The answer must consist solely of the lines from the one containing "Output a JSON" to the end of the entries below, repeated exactly.

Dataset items
=== Section Start ===
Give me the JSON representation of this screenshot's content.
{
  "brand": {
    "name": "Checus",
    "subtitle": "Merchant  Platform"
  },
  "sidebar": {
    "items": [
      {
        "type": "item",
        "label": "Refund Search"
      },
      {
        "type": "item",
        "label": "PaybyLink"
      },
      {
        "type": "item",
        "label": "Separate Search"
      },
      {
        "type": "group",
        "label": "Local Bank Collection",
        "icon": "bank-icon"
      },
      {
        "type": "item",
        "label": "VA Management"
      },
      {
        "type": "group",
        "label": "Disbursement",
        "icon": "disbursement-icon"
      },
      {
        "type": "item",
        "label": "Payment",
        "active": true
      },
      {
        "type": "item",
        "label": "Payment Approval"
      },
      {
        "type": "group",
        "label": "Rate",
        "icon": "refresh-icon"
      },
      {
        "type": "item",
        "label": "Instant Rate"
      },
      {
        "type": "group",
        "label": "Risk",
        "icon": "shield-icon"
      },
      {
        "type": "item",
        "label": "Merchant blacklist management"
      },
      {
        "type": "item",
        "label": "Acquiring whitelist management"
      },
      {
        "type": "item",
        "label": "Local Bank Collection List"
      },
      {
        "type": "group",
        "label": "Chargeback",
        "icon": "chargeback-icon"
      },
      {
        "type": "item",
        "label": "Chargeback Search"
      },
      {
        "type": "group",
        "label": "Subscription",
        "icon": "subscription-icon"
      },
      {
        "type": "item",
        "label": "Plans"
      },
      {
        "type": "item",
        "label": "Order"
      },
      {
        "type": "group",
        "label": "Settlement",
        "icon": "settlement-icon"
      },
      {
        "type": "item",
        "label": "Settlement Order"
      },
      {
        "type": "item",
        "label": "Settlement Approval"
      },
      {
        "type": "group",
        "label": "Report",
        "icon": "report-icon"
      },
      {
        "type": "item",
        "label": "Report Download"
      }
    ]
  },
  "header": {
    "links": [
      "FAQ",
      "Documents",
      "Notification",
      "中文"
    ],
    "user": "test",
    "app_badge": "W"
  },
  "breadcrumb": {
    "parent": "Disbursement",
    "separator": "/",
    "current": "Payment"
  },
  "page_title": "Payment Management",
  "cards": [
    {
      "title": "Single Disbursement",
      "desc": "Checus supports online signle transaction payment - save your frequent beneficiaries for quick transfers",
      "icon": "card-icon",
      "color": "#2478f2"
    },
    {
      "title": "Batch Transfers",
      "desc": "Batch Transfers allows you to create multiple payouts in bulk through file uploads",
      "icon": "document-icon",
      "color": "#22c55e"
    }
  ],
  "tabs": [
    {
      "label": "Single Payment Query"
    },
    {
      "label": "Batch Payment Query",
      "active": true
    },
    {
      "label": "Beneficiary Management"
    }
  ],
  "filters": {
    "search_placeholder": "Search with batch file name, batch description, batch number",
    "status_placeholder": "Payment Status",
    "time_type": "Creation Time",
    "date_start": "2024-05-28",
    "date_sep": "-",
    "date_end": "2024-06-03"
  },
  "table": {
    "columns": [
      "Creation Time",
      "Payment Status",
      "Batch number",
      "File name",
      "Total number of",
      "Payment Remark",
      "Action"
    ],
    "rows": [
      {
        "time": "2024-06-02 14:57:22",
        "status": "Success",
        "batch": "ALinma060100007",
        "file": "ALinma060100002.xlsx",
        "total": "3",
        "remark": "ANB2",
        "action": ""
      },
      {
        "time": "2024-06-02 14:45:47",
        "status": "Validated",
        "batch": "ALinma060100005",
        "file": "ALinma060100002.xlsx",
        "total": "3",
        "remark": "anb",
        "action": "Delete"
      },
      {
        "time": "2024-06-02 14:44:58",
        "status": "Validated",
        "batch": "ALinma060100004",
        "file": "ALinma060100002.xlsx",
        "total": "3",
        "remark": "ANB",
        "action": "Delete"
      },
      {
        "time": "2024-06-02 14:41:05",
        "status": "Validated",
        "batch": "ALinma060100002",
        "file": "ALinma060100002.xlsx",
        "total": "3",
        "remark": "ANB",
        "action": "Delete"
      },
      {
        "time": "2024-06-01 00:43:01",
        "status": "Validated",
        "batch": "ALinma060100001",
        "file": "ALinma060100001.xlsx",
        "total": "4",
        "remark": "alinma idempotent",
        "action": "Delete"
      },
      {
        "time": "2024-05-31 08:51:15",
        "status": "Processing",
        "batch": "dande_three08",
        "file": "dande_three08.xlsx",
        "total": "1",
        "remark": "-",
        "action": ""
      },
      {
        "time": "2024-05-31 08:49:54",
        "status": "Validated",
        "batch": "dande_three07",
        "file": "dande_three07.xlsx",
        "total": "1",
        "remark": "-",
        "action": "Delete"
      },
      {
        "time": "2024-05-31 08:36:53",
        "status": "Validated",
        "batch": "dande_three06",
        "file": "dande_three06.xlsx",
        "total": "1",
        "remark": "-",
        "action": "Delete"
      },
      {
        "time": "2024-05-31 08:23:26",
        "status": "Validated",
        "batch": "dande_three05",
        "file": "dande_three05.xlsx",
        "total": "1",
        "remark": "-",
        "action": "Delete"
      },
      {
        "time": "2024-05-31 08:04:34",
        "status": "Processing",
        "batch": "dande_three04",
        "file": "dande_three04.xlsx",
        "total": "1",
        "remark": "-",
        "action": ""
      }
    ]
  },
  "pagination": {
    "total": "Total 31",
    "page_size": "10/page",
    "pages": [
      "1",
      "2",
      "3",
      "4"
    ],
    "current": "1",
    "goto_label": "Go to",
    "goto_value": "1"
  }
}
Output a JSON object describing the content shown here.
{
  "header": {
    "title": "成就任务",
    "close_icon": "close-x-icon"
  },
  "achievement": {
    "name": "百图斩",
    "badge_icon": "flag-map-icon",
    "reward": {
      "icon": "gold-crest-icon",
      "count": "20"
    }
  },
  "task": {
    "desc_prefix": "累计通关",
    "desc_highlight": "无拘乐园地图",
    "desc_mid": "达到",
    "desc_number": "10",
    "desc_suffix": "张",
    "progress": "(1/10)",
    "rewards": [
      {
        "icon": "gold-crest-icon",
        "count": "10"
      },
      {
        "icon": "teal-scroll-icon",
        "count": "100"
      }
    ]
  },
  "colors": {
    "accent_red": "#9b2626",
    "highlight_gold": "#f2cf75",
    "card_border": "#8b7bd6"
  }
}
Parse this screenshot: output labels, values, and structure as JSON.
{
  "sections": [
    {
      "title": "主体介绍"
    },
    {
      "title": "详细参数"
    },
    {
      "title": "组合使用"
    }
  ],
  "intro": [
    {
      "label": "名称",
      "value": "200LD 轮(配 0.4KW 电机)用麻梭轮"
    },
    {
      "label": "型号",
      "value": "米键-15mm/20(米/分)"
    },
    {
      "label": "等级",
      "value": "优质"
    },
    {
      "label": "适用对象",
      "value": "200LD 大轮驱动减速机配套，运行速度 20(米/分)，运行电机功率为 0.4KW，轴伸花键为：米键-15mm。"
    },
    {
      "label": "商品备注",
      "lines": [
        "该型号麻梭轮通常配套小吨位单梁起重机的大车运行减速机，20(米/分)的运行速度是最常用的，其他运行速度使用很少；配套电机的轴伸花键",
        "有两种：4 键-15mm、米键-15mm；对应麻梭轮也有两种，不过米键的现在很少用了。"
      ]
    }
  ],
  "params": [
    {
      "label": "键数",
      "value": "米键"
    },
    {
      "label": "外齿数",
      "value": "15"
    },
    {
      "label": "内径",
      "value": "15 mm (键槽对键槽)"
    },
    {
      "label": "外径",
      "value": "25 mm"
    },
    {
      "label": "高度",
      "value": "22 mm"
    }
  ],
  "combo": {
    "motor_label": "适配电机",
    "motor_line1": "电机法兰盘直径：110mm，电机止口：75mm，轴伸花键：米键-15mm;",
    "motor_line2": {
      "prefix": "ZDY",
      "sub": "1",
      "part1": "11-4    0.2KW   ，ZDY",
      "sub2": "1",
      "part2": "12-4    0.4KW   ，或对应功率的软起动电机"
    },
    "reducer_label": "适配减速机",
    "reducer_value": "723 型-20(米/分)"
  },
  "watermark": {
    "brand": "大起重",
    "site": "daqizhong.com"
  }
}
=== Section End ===
**TASK ANSWER**
Output a JSON object describing the content shown here.
{
  "header": {
    "title": "成就任务",
    "close_icon": "close-x-icon"
  },
  "achievement": {
    "name": "百图斩",
    "badge_icon": "flag-map-icon",
    "reward": {
      "icon": "gold-crest-icon",
      "count": "20"
    }
  },
  "task": {
    "desc_prefix": "累计通关",
    "desc_highlight": "无拘乐园地图",
    "desc_mid": "达到",
    "desc_number": "10",
    "desc_suffix": "张",
    "progress": "(1/10)",
    "rewards": [
      {
        "icon": "gold-crest-icon",
        "count": "10"
      },
      {
        "icon": "teal-scroll-icon",
        "count": "100"
      }
    ]
  },
  "colors": {
    "accent_red": "#9b2626",
    "highlight_gold": "#f2cf75",
    "card_border": "#8b7bd6"
  }
}
Parse this screenshot: output labels, values, and structure as JSON.
{
  "sections": [
    {
      "title": "主体介绍"
    },
    {
      "title": "详细参数"
    },
    {
      "title": "组合使用"
    }
  ],
  "intro": [
    {
      "label": "名称",
      "value": "200LD 轮(配 0.4KW 电机)用麻梭轮"
    },
    {
      "label": "型号",
      "value": "米键-15mm/20(米/分)"
    },
    {
      "label": "等级",
      "value": "优质"
    },
    {
      "label": "适用对象",
      "value": "200LD 大轮驱动减速机配套，运行速度 20(米/分)，运行电机功率为 0.4KW，轴伸花键为：米键-15mm。"
    },
    {
      "label": "商品备注",
      "lines": [
        "该型号麻梭轮通常配套小吨位单梁起重机的大车运行减速机，20(米/分)的运行速度是最常用的，其他运行速度使用很少；配套电机的轴伸花键",
        "有两种：4 键-15mm、米键-15mm；对应麻梭轮也有两种，不过米键的现在很少用了。"
      ]
    }
  ],
  "params": [
    {
      "label": "键数",
      "value": "米键"
    },
    {
      "label": "外齿数",
      "value": "15"
    },
    {
      "label": "内径",
      "value": "15 mm (键槽对键槽)"
    },
    {
      "label": "外径",
      "value": "25 mm"
    },
    {
      "label": "高度",
      "value": "22 mm"
    }
  ],
  "combo": {
    "motor_label": "适配电机",
    "motor_line1": "电机法兰盘直径：110mm，电机止口：75mm，轴伸花键：米键-15mm;",
    "motor_line2": {
      "prefix": "ZDY",
      "sub": "1",
      "part1": "11-4    0.2KW   ，ZDY",
      "sub2": "1",
      "part2": "12-4    0.4KW   ，或对应功率的软起动电机"
    },
    "reducer_label": "适配减速机",
    "reducer_value": "723 型-20(米/分)"
  },
  "watermark": {
    "brand": "大起重",
    "site": "daqizhong.com"
  }
}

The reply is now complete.